“When I heard the word asylum seeker, I thought bad straight away.” Glen’s reaction – when the ID Belfast project was pitched to him. He’s one of a group of young people from both Clonard & Hammer Youth Clubs who have forged their own cross-community bonds. But now it was time for new conversations. And so the teenagers from west Belfast began to communicate with the Zimbabwean guys, via video.
Honest question & answer sessions were held over months – without the two groups actually meeting. “What were the hardest things to leave behind?” “Why Belfast?” “What do you guys think of people from other countries who come here?” … Just some of the questions.
As answers came & snippets of stories were told, already stereotypes were lifting.
‘They didn’t have a clue where they were coming to, they just got put on a boat & were brought here.” Chelsea’s view – after listening to some of the guys recount how they left Zimbabwe.
Like KB: ‘They were going to capture me & the other guys & only God knows what they could have done with me.”
Like Loyd: “It was like I was leaving my life behind – plus the place that I knew. Leaving my mum & leaving my daughter behind.”
But still the two groups didn’t meet. Separately they headed to the beautiful Lusty Beg island for more build-up work. The young people were there on the first day,;they chatted through racist stereotypes that exist & got to act out the stories of real-life asylum seekers. When they left the island the Zimbabwean guys arrived. They told their stories & shared their fears about life here.
For Stanley, the whole process brought with it anxieties. He’s suffered three racist attacks in Belfast & is nervous about encounters with strangers. And yet his attitude is stunning: “I don’t want those young people to lead a bad life, like attacking people for no reason. I need to teach them to have a better life, a better future.”
And so three months later the groups are ready to meet. The stunning Corrymeela peace centre, the setting – as they hug & chat for the first time. Nerves go, bonds start to form.
“I was a bit guarded at the start,” said Demi. “But now they’re like my brothers & sisters.”
“A person is a person, regardless of their background,” said KB.
It was two days of beach walks, DJ sets, random dancing, forward rolls & fire pits.
But in amongst all that – amazing stories were told.
For Marcus, sharing with the group was a struggle. But when he did – came honesty, tears & an amazing bond with Loyd. As Marcus spoke, Loyd’s embrace brought moral support & inspiration. “I’ll never forget him,” said Marcus. “They’re just like me & I think they deserve to be over here & to be safe here.”
For Stanley too, honesty meant sharing his painful stories. But as he talked about being attacked, the group’s reaction was strong. “I’m sorry on behalf of Belfast” – was Geraldine’s response. The young people’s outrage was clear. And Stanley felt it: “It was like love was piercing my heart,” he said.

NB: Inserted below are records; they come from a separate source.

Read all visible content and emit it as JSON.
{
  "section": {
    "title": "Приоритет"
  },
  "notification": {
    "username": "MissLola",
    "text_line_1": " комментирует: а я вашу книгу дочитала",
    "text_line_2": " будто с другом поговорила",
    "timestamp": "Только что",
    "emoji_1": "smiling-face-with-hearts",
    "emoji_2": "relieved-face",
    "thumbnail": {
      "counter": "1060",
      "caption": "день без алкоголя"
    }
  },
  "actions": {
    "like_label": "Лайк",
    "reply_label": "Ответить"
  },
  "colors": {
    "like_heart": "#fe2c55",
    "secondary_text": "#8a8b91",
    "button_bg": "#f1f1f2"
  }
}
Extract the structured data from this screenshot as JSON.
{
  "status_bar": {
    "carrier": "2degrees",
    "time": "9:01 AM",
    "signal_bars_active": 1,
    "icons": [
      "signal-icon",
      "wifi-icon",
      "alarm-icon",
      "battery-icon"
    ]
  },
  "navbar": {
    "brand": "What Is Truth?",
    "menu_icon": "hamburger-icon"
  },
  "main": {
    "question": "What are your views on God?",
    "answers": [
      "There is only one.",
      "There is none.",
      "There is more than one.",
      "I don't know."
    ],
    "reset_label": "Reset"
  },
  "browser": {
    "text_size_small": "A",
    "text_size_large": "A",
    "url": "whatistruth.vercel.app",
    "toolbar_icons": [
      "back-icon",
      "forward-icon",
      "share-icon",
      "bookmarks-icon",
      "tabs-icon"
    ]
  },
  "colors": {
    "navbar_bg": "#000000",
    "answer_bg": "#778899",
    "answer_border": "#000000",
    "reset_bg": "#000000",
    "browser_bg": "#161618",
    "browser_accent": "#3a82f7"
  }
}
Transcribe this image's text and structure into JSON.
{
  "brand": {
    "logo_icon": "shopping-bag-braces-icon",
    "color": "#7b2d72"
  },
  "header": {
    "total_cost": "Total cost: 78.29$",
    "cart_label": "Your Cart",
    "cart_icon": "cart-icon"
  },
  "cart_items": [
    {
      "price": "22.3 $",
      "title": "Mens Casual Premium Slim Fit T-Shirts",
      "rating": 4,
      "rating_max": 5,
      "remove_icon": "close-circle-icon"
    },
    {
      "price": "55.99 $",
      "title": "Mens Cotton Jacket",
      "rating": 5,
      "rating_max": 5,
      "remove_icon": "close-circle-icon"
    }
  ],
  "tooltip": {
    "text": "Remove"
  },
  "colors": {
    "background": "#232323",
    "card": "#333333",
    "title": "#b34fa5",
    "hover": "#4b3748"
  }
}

ID Belfast is no longer two groups: it’s one. And that was so clear on the night of the movie launch at Belfast’s MAC Theatre. These guys had journeyed & shared & become friends. And they’d changed along the way.
** For more information on this Tell It In Colour project check out - http://www.interculturaldiaries.com/